The information about human differences pouring forth from the science of human genetics provides us with a multitude of opportunities to treat people differently according to some aspect of their genetic makeup. Deciding which uses of this information are just and which are unjust will require us to reexamine the ethical significance of a wide variety of human differences and the larger social purposes of a variety of institutions, among them health, life, and other forms of insurance.
Health insurance in the United States has moved from a system based mostly on community rating where, in a given community, all people pay comparable rates, to a system where the cost to the purchasers of insurance is based on the expected claims--a risk- or experienced-based system. This movement has significant ethical as well as economic overtones. Community rating was a system that reflected a notion of community responsibility for providing health care for its members, where the qualifying principle was community membership. Other differences, such as preexisting risks, did not count as morally relevant distinctions. Risk-and experience-based systems presume that it is fair to charge different prices, or to refuse to insure people entirely, if they will need expensive health care. Such systems treat predicted need for care as a morally relevant difference among persons that justifies differential access to health insurance, and through it, to health care. But this presumes precisely what is in question: what are good moral reasons for treating people differently with respect to access to health insurance and health care?
Risk- and experience-rated systems are now dominant in private health insurance in the United States, having largely replaced community rating. This trend, coupled with the rapid growth in the cost of health insurance for employers, creates a situation in which risk-oriented genetic testing could become an important, complicating feature.

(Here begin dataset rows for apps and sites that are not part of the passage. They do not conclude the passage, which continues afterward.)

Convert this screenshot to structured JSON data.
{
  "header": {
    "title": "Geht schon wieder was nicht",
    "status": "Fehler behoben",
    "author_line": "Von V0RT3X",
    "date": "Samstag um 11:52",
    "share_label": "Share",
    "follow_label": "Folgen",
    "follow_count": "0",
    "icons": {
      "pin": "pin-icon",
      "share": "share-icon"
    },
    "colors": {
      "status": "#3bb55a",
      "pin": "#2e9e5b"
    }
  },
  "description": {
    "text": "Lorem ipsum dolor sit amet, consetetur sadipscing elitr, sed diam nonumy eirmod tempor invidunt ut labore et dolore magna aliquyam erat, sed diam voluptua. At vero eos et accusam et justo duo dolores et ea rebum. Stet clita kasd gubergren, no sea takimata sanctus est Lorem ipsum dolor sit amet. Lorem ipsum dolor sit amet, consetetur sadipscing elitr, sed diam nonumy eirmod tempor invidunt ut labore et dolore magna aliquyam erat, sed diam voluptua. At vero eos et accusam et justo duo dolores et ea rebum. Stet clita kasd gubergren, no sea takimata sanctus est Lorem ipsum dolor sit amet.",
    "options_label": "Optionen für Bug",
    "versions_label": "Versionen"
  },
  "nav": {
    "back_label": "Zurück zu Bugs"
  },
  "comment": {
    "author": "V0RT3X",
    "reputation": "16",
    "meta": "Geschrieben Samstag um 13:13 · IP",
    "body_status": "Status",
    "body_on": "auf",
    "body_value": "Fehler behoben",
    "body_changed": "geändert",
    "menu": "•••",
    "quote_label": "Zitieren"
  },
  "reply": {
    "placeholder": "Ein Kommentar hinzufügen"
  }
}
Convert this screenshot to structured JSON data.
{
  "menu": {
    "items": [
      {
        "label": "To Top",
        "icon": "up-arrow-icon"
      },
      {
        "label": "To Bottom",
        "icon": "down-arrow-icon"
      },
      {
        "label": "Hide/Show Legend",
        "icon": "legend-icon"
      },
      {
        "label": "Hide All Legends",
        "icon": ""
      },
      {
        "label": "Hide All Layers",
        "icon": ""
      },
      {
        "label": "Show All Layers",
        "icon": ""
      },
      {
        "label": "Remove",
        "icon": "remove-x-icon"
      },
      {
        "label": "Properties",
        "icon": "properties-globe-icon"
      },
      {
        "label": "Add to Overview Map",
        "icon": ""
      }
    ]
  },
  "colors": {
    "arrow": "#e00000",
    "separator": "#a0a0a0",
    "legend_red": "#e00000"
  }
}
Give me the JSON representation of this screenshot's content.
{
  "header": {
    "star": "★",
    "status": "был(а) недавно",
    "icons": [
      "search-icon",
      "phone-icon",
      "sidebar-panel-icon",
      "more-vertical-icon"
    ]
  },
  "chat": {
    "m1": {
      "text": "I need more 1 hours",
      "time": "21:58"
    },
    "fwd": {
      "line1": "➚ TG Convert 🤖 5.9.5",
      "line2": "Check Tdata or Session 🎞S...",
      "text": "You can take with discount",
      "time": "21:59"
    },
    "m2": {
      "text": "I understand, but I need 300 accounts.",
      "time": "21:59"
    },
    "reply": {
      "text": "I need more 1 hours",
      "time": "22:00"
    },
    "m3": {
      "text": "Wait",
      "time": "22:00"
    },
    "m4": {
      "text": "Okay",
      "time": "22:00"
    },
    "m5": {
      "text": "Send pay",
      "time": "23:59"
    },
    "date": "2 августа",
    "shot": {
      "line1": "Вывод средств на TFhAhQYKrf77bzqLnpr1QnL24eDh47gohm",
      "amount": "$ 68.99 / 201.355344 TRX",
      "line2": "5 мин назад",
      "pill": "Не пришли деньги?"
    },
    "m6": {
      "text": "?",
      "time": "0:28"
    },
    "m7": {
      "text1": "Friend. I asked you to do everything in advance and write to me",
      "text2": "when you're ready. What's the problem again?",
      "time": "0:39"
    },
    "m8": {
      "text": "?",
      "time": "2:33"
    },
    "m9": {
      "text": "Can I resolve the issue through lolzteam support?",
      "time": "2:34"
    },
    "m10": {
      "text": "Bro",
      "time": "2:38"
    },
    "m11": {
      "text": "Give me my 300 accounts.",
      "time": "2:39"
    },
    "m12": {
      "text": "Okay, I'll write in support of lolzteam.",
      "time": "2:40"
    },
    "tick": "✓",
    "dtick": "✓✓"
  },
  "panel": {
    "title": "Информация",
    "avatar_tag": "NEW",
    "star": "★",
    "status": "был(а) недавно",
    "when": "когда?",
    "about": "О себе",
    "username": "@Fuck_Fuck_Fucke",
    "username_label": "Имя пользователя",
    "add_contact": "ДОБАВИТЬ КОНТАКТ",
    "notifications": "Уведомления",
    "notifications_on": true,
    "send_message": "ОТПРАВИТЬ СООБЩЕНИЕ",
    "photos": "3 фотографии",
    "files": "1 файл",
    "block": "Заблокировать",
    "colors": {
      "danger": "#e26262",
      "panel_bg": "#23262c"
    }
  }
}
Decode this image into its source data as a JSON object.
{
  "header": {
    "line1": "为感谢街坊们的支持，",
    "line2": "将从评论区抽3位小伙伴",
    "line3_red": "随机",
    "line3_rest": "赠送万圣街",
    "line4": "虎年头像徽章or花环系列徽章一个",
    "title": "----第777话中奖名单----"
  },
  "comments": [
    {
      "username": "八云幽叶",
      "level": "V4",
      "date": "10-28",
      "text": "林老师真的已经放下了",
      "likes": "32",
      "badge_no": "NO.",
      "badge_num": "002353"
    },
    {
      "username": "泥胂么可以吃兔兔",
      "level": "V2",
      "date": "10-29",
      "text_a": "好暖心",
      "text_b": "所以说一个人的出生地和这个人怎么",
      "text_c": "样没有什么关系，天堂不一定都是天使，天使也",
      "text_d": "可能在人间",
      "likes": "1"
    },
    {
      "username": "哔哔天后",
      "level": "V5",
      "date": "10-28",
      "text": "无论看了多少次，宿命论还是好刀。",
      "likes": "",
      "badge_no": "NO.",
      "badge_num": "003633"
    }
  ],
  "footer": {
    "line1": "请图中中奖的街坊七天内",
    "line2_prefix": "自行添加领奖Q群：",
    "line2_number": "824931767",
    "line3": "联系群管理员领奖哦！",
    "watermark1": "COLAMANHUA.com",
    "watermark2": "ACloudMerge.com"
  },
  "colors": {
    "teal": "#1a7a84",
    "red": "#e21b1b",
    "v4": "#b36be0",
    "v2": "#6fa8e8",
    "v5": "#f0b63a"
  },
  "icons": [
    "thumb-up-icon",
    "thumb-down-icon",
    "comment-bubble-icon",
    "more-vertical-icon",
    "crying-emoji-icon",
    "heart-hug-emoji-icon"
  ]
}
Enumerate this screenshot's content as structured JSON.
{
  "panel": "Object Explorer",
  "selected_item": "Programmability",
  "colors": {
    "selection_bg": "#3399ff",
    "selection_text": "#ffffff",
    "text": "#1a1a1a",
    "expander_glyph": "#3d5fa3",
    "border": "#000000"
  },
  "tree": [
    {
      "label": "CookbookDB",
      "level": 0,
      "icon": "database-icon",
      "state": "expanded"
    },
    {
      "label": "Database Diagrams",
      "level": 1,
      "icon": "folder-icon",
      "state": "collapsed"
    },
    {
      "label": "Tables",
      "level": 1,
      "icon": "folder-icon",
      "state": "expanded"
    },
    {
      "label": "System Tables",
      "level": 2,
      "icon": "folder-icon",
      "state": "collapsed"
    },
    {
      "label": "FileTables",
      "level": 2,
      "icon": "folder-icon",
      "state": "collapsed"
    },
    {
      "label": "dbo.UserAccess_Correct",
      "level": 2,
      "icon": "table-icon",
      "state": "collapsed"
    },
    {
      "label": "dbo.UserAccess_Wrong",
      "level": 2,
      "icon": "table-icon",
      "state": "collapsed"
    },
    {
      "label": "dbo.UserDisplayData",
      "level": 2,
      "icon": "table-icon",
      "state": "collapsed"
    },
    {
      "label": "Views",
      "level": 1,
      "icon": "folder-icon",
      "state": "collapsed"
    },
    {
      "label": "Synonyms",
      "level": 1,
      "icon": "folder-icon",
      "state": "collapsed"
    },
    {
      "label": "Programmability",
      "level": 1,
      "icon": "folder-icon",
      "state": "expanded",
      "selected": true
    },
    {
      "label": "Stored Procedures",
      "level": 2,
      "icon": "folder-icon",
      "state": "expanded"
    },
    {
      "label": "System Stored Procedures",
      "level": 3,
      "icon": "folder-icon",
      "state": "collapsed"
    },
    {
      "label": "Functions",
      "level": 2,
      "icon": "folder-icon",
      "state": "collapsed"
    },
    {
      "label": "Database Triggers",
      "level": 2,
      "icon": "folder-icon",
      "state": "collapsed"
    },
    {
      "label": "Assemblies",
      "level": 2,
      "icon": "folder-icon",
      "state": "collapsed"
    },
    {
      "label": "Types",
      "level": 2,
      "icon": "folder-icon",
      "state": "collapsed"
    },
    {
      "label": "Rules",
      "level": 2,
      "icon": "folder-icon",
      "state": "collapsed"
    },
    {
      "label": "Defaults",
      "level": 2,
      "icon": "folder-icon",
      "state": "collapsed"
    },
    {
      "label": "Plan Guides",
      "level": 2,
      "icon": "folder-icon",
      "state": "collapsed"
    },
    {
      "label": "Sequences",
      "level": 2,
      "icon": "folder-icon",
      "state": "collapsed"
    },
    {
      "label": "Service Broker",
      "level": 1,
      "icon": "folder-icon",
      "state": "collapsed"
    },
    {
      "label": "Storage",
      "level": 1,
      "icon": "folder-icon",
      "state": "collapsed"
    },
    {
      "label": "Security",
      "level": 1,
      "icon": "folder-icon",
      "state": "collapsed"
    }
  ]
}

We may create a catch-22 so that only people who are unlikely to need health insurance can afford it. Genetic testing may permit a much more complete and refined classification of people into risk categories, and so move us further away from sharing the financial burdens of illness and further in the direction of individualized premiums based on individual risk factors. Genetic risk testing is important because it exposes the logic of a system that provides access to health insurance to those least likely to need it. …